AH, ST. PATRICK'S DAY -- a day for Americans to celebrate their Irish heritage, enjoy Irish culture and cuisine, and have a drink or two even before the clock strikes noon. It is such a fun time, in fact, that even people without any Irish heritage join in the fun, and celebrate through wearing green, holding wild parties, and what not. Why, even I -- noted curmudgeon and raconteur that I am -- will celebrate with a beer or two around 11 a.m.
I must admit, though, that as someone with no Irish ancestry whatsoever, I don't get into the holiday nearly as much as other people. On one level, this is understandable: as I'm not Irish, I can't understand what the day means to those with that ancestry. But on another, it suggests that I'm looking for someway to celebrate my own ethnic heritage, which has always been a bit problematic.
After all, my ancestors made a point of leaving the generally Godforsaken places from whence they came, primarily because they knew that if they stayed, their descendants would have to deal with bad harvests and rampaging bureaucrats and panzertruppen. Even where it was nice, there was little in the way of jobs or opportunity. So that makes me a bit hesitant about openly celebrating my Continental heritage.
But I do think I've come up with a solution. As a Scot -- well, part Scots anyway -- I too can get into the celebratory spirit. I'll keep celebrating St. Patrick's Day, but I'll also celebrate St. Andrew's Day. St. Andrew's Day is the national day of Scotland, and as such it should be a big deal here in America. Yet practically no one celebrates it, and I don't understand why that's the case.
After all, St. Andrew's Day falls on Nov. 30. If you ask me, that's a perfect day for getting blitzed. I mean, it's Nov. 30. People are done with Thanksgiving, but it really doesn't feel like Christmas yet, and it's the end of November and it's gloomy and cold outside. If that's not enough reason to get out The Glenlivet, then nothing is. Plus, as Scots, there are plenty of ways we can celebrate our national heritage, with celebrations of national sports, cuisine and ...
READERS: Uh, dude, that's during Christmas. We're supposed to spend more money on --
Oh, quit. OK, I'm proclaiming this the first rule of St. Andrew's Day: the Bein' Thrifty with the Celebrations, even though that's a national Scottish pastime, will be restricted from between 7 a.m. until 8 a.m., or whenever one has one's first shot of whisky, whichever comes first.

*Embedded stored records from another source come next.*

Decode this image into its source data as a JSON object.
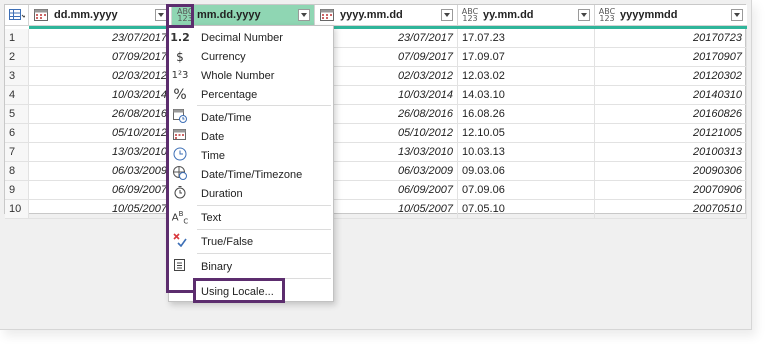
{
  "columns": [
    {
      "type_icon": "table-grid",
      "name": "dd.mm.yyyy"
    },
    {
      "type_icon": "ABC 123",
      "name": "mm.dd.yyyy"
    },
    {
      "type_icon": "table-grid",
      "name": "yyyy.mm.dd"
    },
    {
      "type_icon": "ABC 123",
      "name": "yy.mm.dd"
    },
    {
      "type_icon": "ABC 123",
      "name": "yyyymmdd"
    }
  ],
  "rows": [
    {
      "n": "1",
      "c1": "23/07/2017",
      "c3": "23/07/2017",
      "c4": "17.07.23",
      "c5": "20170723"
    },
    {
      "n": "2",
      "c1": "07/09/2017",
      "c3": "07/09/2017",
      "c4": "17.09.07",
      "c5": "20170907"
    },
    {
      "n": "3",
      "c1": "02/03/2012",
      "c3": "02/03/2012",
      "c4": "12.03.02",
      "c5": "20120302"
    },
    {
      "n": "4",
      "c1": "10/03/2014",
      "c3": "10/03/2014",
      "c4": "14.03.10",
      "c5": "20140310"
    },
    {
      "n": "5",
      "c1": "26/08/2016",
      "c3": "26/08/2016",
      "c4": "16.08.26",
      "c5": "20160826"
    },
    {
      "n": "6",
      "c1": "05/10/2012",
      "c3": "05/10/2012",
      "c4": "12.10.05",
      "c5": "20121005"
    },
    {
      "n": "7",
      "c1": "13/03/2010",
      "c3": "13/03/2010",
      "c4": "10.03.13",
      "c5": "20100313"
    },
    {
      "n": "8",
      "c1": "06/03/2009",
      "c3": "06/03/2009",
      "c4": "09.03.06",
      "c5": "20090306"
    },
    {
      "n": "9",
      "c1": "06/09/2007",
      "c3": "06/09/2007",
      "c4": "07.09.06",
      "c5": "20070906"
    },
    {
      "n": "10",
      "c1": "10/05/2007",
      "c3": "10/05/2007",
      "c4": "07.05.10",
      "c5": "20070510"
    }
  ],
  "menu": {
    "items": [
      {
        "icon": "1.2",
        "label": "Decimal Number"
      },
      {
        "icon": "$",
        "label": "Currency"
      },
      {
        "icon": "1²3",
        "label": "Whole Number"
      },
      {
        "icon": "%",
        "label": "Percentage"
      },
      {
        "icon": "datetime-icon",
        "label": "Date/Time"
      },
      {
        "icon": "date-icon",
        "label": "Date"
      },
      {
        "icon": "time-icon",
        "label": "Time"
      },
      {
        "icon": "timezone-icon",
        "label": "Date/Time/Timezone"
      },
      {
        "icon": "duration-icon",
        "label": "Duration"
      },
      {
        "icon": "text-icon",
        "label": "Text"
      },
      {
        "icon": "truefalse-icon",
        "label": "True/False"
      },
      {
        "icon": "binary-icon",
        "label": "Binary"
      },
      {
        "icon": "",
        "label": "Using Locale..."
      }
    ]
  },
  "colors": {
    "selected_header": "#8fd6b3",
    "highlight": "#5c2d6e",
    "accent": "#2fb59a"
  }
}
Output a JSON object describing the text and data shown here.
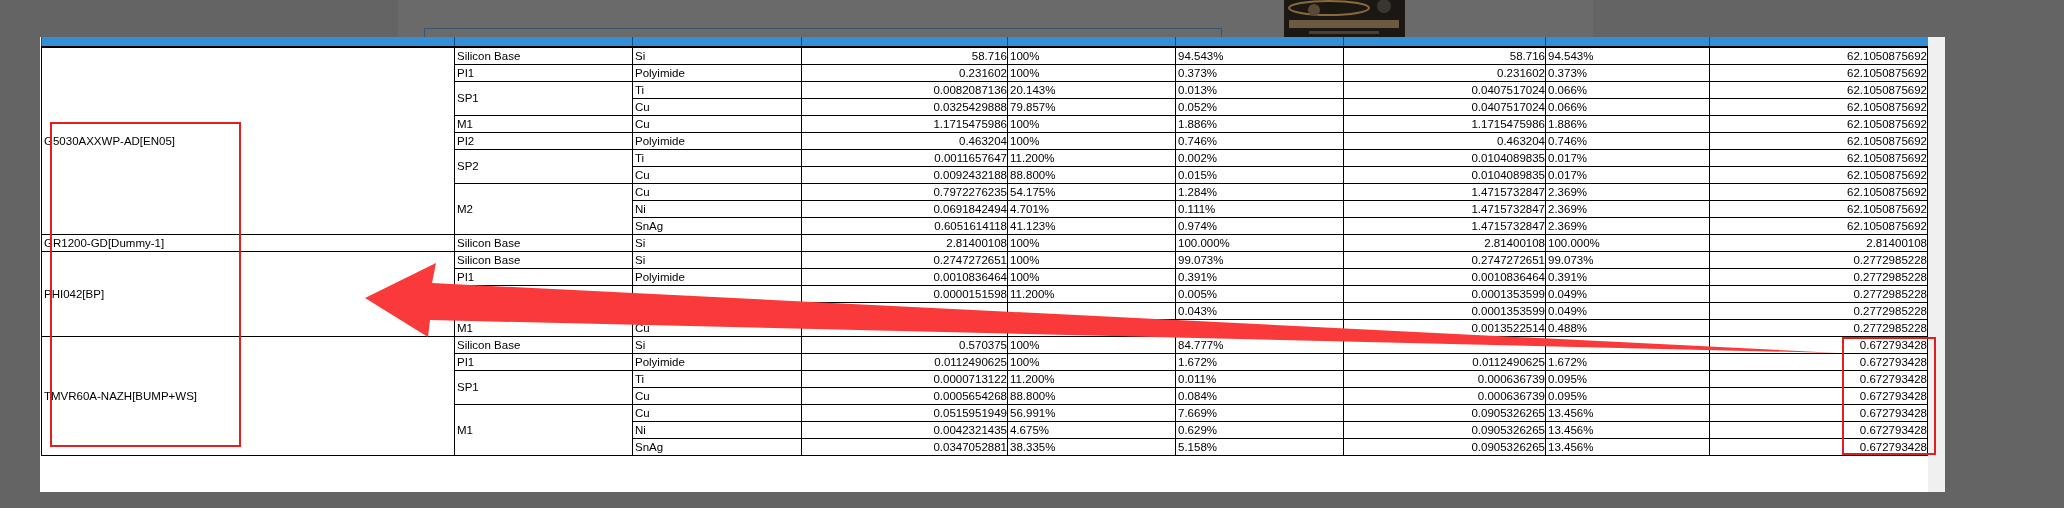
{
  "table": {
    "groups": [
      {
        "name": "G5030AXXWP-AD[EN05]",
        "layers": [
          {
            "layer": "Silicon Base",
            "materials": [
              {
                "material": "Si",
                "column_4": "58.716",
                "column_5": "100%",
                "column_6": "94.543%",
                "column_7": "58.716",
                "column_8": "94.543%",
                "column_9": "62.1050875692"
              }
            ]
          },
          {
            "layer": "PI1",
            "materials": [
              {
                "material": "Polyimide",
                "column_4": "0.231602",
                "column_5": "100%",
                "column_6": "0.373%",
                "column_7": "0.231602",
                "column_8": "0.373%",
                "column_9": "62.1050875692"
              }
            ]
          },
          {
            "layer": "SP1",
            "materials": [
              {
                "material": "Ti",
                "column_4": "0.0082087136",
                "column_5": "20.143%",
                "column_6": "0.013%",
                "column_7": "0.0407517024",
                "column_8": "0.066%",
                "column_9": "62.1050875692"
              },
              {
                "material": "Cu",
                "column_4": "0.0325429888",
                "column_5": "79.857%",
                "column_6": "0.052%",
                "column_7": "0.0407517024",
                "column_8": "0.066%",
                "column_9": "62.1050875692"
              }
            ]
          },
          {
            "layer": "M1",
            "materials": [
              {
                "material": "Cu",
                "column_4": "1.1715475986",
                "column_5": "100%",
                "column_6": "1.886%",
                "column_7": "1.1715475986",
                "column_8": "1.886%",
                "column_9": "62.1050875692"
              }
            ]
          },
          {
            "layer": "PI2",
            "materials": [
              {
                "material": "Polyimide",
                "column_4": "0.463204",
                "column_5": "100%",
                "column_6": "0.746%",
                "column_7": "0.463204",
                "column_8": "0.746%",
                "column_9": "62.1050875692"
              }
            ]
          },
          {
            "layer": "SP2",
            "materials": [
              {
                "material": "Ti",
                "column_4": "0.0011657647",
                "column_5": "11.200%",
                "column_6": "0.002%",
                "column_7": "0.0104089835",
                "column_8": "0.017%",
                "column_9": "62.1050875692"
              },
              {
                "material": "Cu",
                "column_4": "0.0092432188",
                "column_5": "88.800%",
                "column_6": "0.015%",
                "column_7": "0.0104089835",
                "column_8": "0.017%",
                "column_9": "62.1050875692"
              }
            ]
          },
          {
            "layer": "M2",
            "materials": [
              {
                "material": "Cu",
                "column_4": "0.7972276235",
                "column_5": "54.175%",
                "column_6": "1.284%",
                "column_7": "1.4715732847",
                "column_8": "2.369%",
                "column_9": "62.1050875692"
              },
              {
                "material": "Ni",
                "column_4": "0.0691842494",
                "column_5": "4.701%",
                "column_6": "0.111%",
                "column_7": "1.4715732847",
                "column_8": "2.369%",
                "column_9": "62.1050875692"
              },
              {
                "material": "SnAg",
                "column_4": "0.6051614118",
                "column_5": "41.123%",
                "column_6": "0.974%",
                "column_7": "1.4715732847",
                "column_8": "2.369%",
                "column_9": "62.1050875692"
              }
            ]
          }
        ]
      },
      {
        "name": "GR1200-GD[Dummy-1]",
        "layers": [
          {
            "layer": "Silicon Base",
            "materials": [
              {
                "material": "Si",
                "column_4": "2.81400108",
                "column_5": "100%",
                "column_6": "100.000%",
                "column_7": "2.81400108",
                "column_8": "100.000%",
                "column_9": "2.81400108"
              }
            ]
          }
        ]
      },
      {
        "name": "PHI042[BP]",
        "layers": [
          {
            "layer": "Silicon Base",
            "materials": [
              {
                "material": "Si",
                "column_4": "0.2747272651",
                "column_5": "100%",
                "column_6": "99.073%",
                "column_7": "0.2747272651",
                "column_8": "99.073%",
                "column_9": "0.2772985228"
              }
            ]
          },
          {
            "layer": "PI1",
            "materials": [
              {
                "material": "Polyimide",
                "column_4": "0.0010836464",
                "column_5": "100%",
                "column_6": "0.391%",
                "column_7": "0.0010836464",
                "column_8": "0.391%",
                "column_9": "0.2772985228"
              }
            ]
          },
          {
            "materials": [
              {
                "column_4": "0.0000151598",
                "column_5": "11.200%",
                "column_6": "0.005%",
                "column_7": "0.0001353599",
                "column_8": "0.049%",
                "column_9": "0.2772985228"
              },
              {
                "column_6": "0.043%",
                "column_7": "0.0001353599",
                "column_8": "0.049%",
                "column_9": "0.2772985228"
              }
            ]
          },
          {
            "layer": "M1",
            "materials": [
              {
                "material": "Cu",
                "column_7": "0.0013522514",
                "column_8": "0.488%",
                "column_9": "0.2772985228"
              }
            ]
          }
        ]
      },
      {
        "name": "TMVR60A-NAZH[BUMP+WS]",
        "layers": [
          {
            "layer": "Silicon Base",
            "materials": [
              {
                "material": "Si",
                "column_4": "0.570375",
                "column_5": "100%",
                "column_6": "84.777%",
                "column_9": "0.672793428"
              }
            ]
          },
          {
            "layer": "PI1",
            "materials": [
              {
                "material": "Polyimide",
                "column_4": "0.0112490625",
                "column_5": "100%",
                "column_6": "1.672%",
                "column_7": "0.0112490625",
                "column_8": "1.672%",
                "column_9": "0.672793428"
              }
            ]
          },
          {
            "layer": "SP1",
            "materials": [
              {
                "material": "Ti",
                "column_4": "0.0000713122",
                "column_5": "11.200%",
                "column_6": "0.011%",
                "column_7": "0.000636739",
                "column_8": "0.095%",
                "column_9": "0.672793428"
              },
              {
                "material": "Cu",
                "column_4": "0.0005654268",
                "column_5": "88.800%",
                "column_6": "0.084%",
                "column_7": "0.000636739",
                "column_8": "0.095%",
                "column_9": "0.672793428"
              }
            ]
          },
          {
            "layer": "M1",
            "materials": [
              {
                "material": "Cu",
                "column_4": "0.0515951949",
                "column_5": "56.991%",
                "column_6": "7.669%",
                "column_7": "0.0905326265",
                "column_8": "13.456%",
                "column_9": "0.672793428"
              },
              {
                "material": "Ni",
                "column_4": "0.0042321435",
                "column_5": "4.675%",
                "column_6": "0.629%",
                "column_7": "0.0905326265",
                "column_8": "13.456%",
                "column_9": "0.672793428"
              },
              {
                "material": "SnAg",
                "column_4": "0.0347052881",
                "column_5": "38.335%",
                "column_6": "5.158%",
                "column_7": "0.0905326265",
                "column_8": "13.456%",
                "column_9": "0.672793428"
              }
            ]
          }
        ]
      }
    ]
  }
}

Besides, many of the festivities on St. Andrew's Day will be free. Why, just think how much free fun a Scot can have during an extended session of Rooting Against the English. Och, the English, with their caste system and arrogance and drunken braggadocio. Damn their soccer players and their unionism and their seizin' of the North Sea oil, which as everyone knows is rightfully Scotland's and Scotland's alone.
So the second integral part of St. Andrew's Day will be the Rooting Against the English, whether that means hoping all their soccer teams lose or actively supporting the Scottish National Party. The Rant would, however, encourage this rooting to be all in good fun, as all the Trident missiles are in England.
There will be plenty of good fun on St. Andrew's Day, especially when the people indulge in the Drinking Before Noontime. While revelers probably ought wait until after noon to commence seriously heavy drinking, folks should break out the good whisky as soon as they feel ready, and continue imbibing. Alternatively, one could drink plenty of India Pale Ale throughout the day, although the Morning Celebratory Whiskey and the Wee Nightcap would almost certainly be mandatory.
I'm sure there are plenty of other things Scots in America and elsewhere could do for St. Andrew's Day, such as playing the bagpipes, golfing, and eating bagels and lox for breakfast. But here in New Hampshire, another ritual of St. Andrew's Day -- and this St. Patrick's Day -- is going out to Clean Off the Car so the Landlord Can Plow the Parking Lot. This post, however, should get everyone thinking ahead for the big day in November.Posted by Benjamin Kepple at March 16, 2007 09:58 PM | TrackBack